Later this month, students in Saint Mary’s Executive MBA and Professional MBA programs land in Seoul, South Korea, for an immersion trip to sharpen their understanding of how business is done in Asia, and bring those theories to life.
“This trip will help give our students a global perspective,” said Associate Dean of Graduate and Global Programs Yung-Jae Lee, a native of Korea who will join the students abroad. “It should be eye-opening. They’ll be able to see how the theories they’ve been taught in the classroom connect to real life situations. It’s a very exciting opportunity.”
Immersion trips are an essential part of Saint Mary’s MBA Programs, and consist of two academic components—lectures, and visits to companies and organizations. Guest lecturers on the trip to Seoul will include C-level managers from LG Electronics, Doosan, McKinsey & Co., and Electronic Arts. Along with hearing lectures, students will also visit Korean economic powerhouses, including LG, General Motors Korea, Samsung, and Daewoo Shipbuilding & Marine Engineering.
“These are very high-level executives our students will get exposure to on these company visits,” said Lee. “Our students will have an opportunity to ask questions of business leaders who don’t normally make themselves available. It’s such a valuable opportunity.”
Accompanying these speakers will be lecturers from the Korea Advanced Institute of Science and Technology. Topics include doing business in Korea, Asian financial markets, and an introduction to the impact of the DMZ on the Korean economy. To better prepare for the trip, students were asked to write summaries on Korean news stories, as well as review Daniel Tudor’s Korea: The Impossible Country.
The trip will also include cultural outings, to give students a sense of life in the country outside boardrooms and classrooms. Students will tour the Korean Demilitarized Zone which separates North and South Korea, visit Gyeongbokgung Palace, take in a Nanta—a Korean nonverbal comedy—and a tour of Seoul.
“There are a lot of future business opportunities with Korea, particularly for businesses on the West Coast and California,” said Lee. “This trip will give our students an edge—by the time they come back; they’ll have gained valuable insights into how business in Korea functions.
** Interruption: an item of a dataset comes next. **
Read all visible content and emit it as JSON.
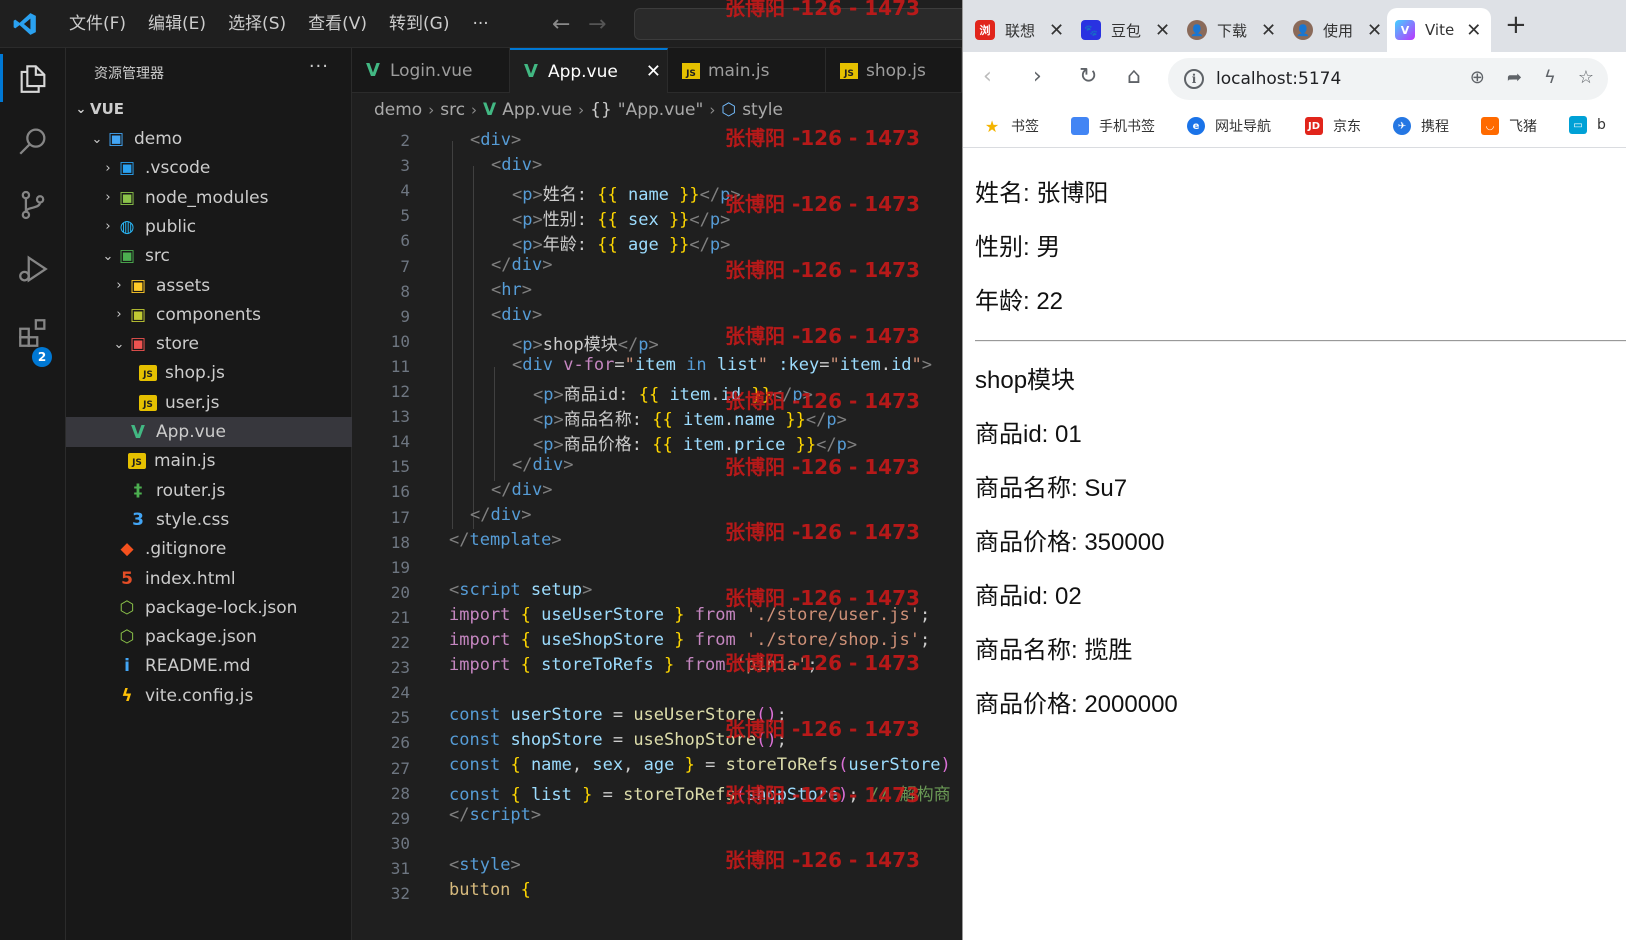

It can be a vital experience.”
The 10-day trip will begin on Tuesday, June 24, and end on Thursday, July 3.